• **EXERCISE GOAL**:
Without the images, output each record below as it stands.

(Items from an interface collection)
+++++

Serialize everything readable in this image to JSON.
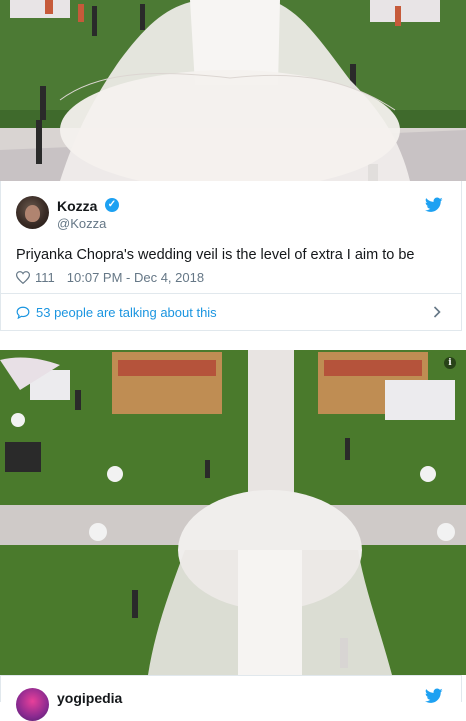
{
  "tweet": {
    "display_name": "Kozza",
    "handle": "@Kozza",
    "text": "Priyanka Chopra's wedding veil is the level of extra I aim to be",
    "likes": "111",
    "timestamp": "10:07 PM - Dec 4, 2018",
    "conversation_label": "53 people are talking about this",
    "verified_icon": "verified-badge-icon",
    "colors": {
      "link": "#1b95e0",
      "muted": "#657786",
      "twitter_blue": "#1da1f2"
    }
  },
  "next_tweet": {
    "display_name": "yogipedia"
  }
}
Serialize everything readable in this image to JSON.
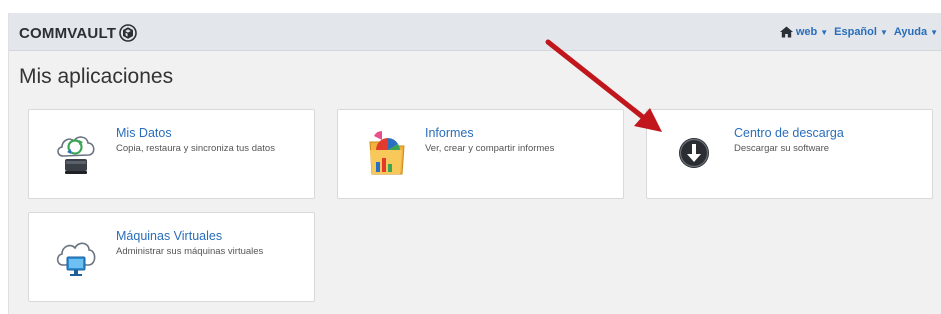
{
  "header": {
    "logo_text": "COMMVAULT",
    "nav": [
      {
        "label": "web"
      },
      {
        "label": "Español"
      },
      {
        "label": "Ayuda"
      }
    ]
  },
  "main": {
    "title": "Mis aplicaciones",
    "apps": [
      {
        "title": "Mis Datos",
        "description": "Copia, restaura y sincroniza tus datos",
        "icon": "cloud-sync-icon"
      },
      {
        "title": "Informes",
        "description": "Ver, crear y compartir informes",
        "icon": "reports-folder-icon"
      },
      {
        "title": "Centro de descarga",
        "description": "Descargar su software",
        "icon": "download-icon"
      },
      {
        "title": "Máquinas Virtuales",
        "description": "Administrar sus máquinas virtuales",
        "icon": "cloud-monitor-icon"
      }
    ]
  },
  "annotation": {
    "color": "#c0161c",
    "icon": "red-arrow-icon"
  },
  "colors": {
    "link": "#2a6ebb",
    "topbar": "#e3e6ea",
    "background": "#f1f1f1"
  }
}
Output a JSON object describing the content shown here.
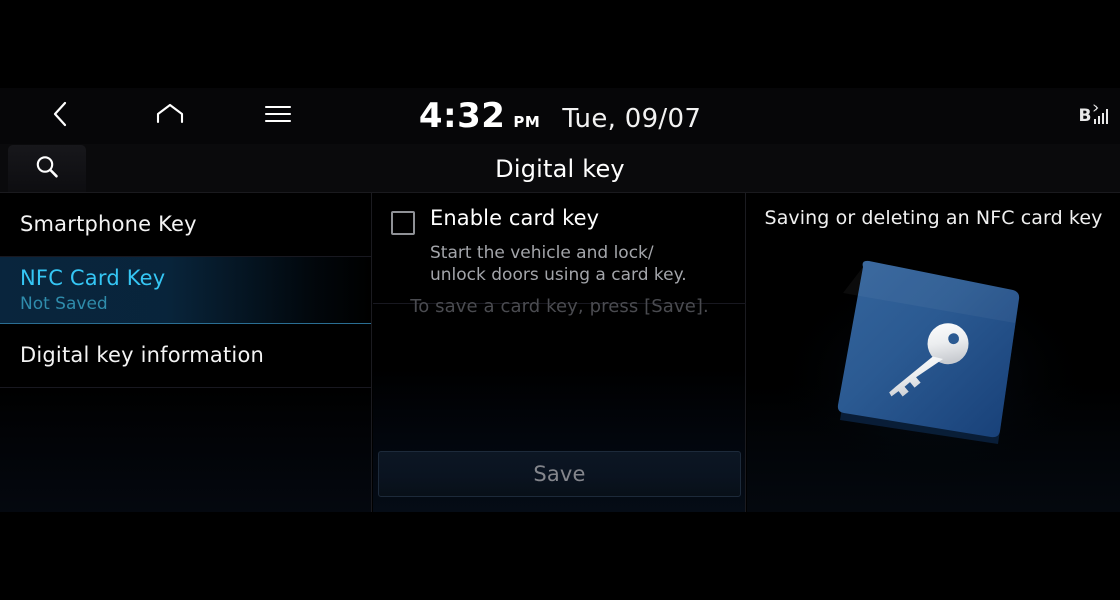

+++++

• **WRITTEN SOLUTION**:
Serialize everything readable in this image to JSON.
{
  "tweet": {
    "display_name": "Kozza",
    "handle": "@Kozza",
    "text": "Priyanka Chopra's wedding veil is the level of extra I aim to be",
    "likes": "111",
    "timestamp": "10:07 PM - Dec 4, 2018",
    "conversation_label": "53 people are talking about this",
    "verified_icon": "verified-badge-icon",
    "colors": {
      "link": "#1b95e0",
      "muted": "#657786",
      "twitter_blue": "#1da1f2"
    }
  },
  "next_tweet": {
    "display_name": "yogipedia"
  }
}
Serialize everything readable in this image to JSON.
{
  "header": {
    "logo_text": "COMMVAULT",
    "nav": [
      {
        "label": "web"
      },
      {
        "label": "Español"
      },
      {
        "label": "Ayuda"
      }
    ]
  },
  "main": {
    "title": "Mis aplicaciones",
    "apps": [
      {
        "title": "Mis Datos",
        "description": "Copia, restaura y sincroniza tus datos",
        "icon": "cloud-sync-icon"
      },
      {
        "title": "Informes",
        "description": "Ver, crear y compartir informes",
        "icon": "reports-folder-icon"
      },
      {
        "title": "Centro de descarga",
        "description": "Descargar su software",
        "icon": "download-icon"
      },
      {
        "title": "Máquinas Virtuales",
        "description": "Administrar sus máquinas virtuales",
        "icon": "cloud-monitor-icon"
      }
    ]
  },
  "annotation": {
    "color": "#c0161c",
    "icon": "red-arrow-icon"
  },
  "colors": {
    "link": "#2a6ebb",
    "topbar": "#e3e6ea",
    "background": "#f1f1f1"
  }
}
Output a JSON object describing the content shown here.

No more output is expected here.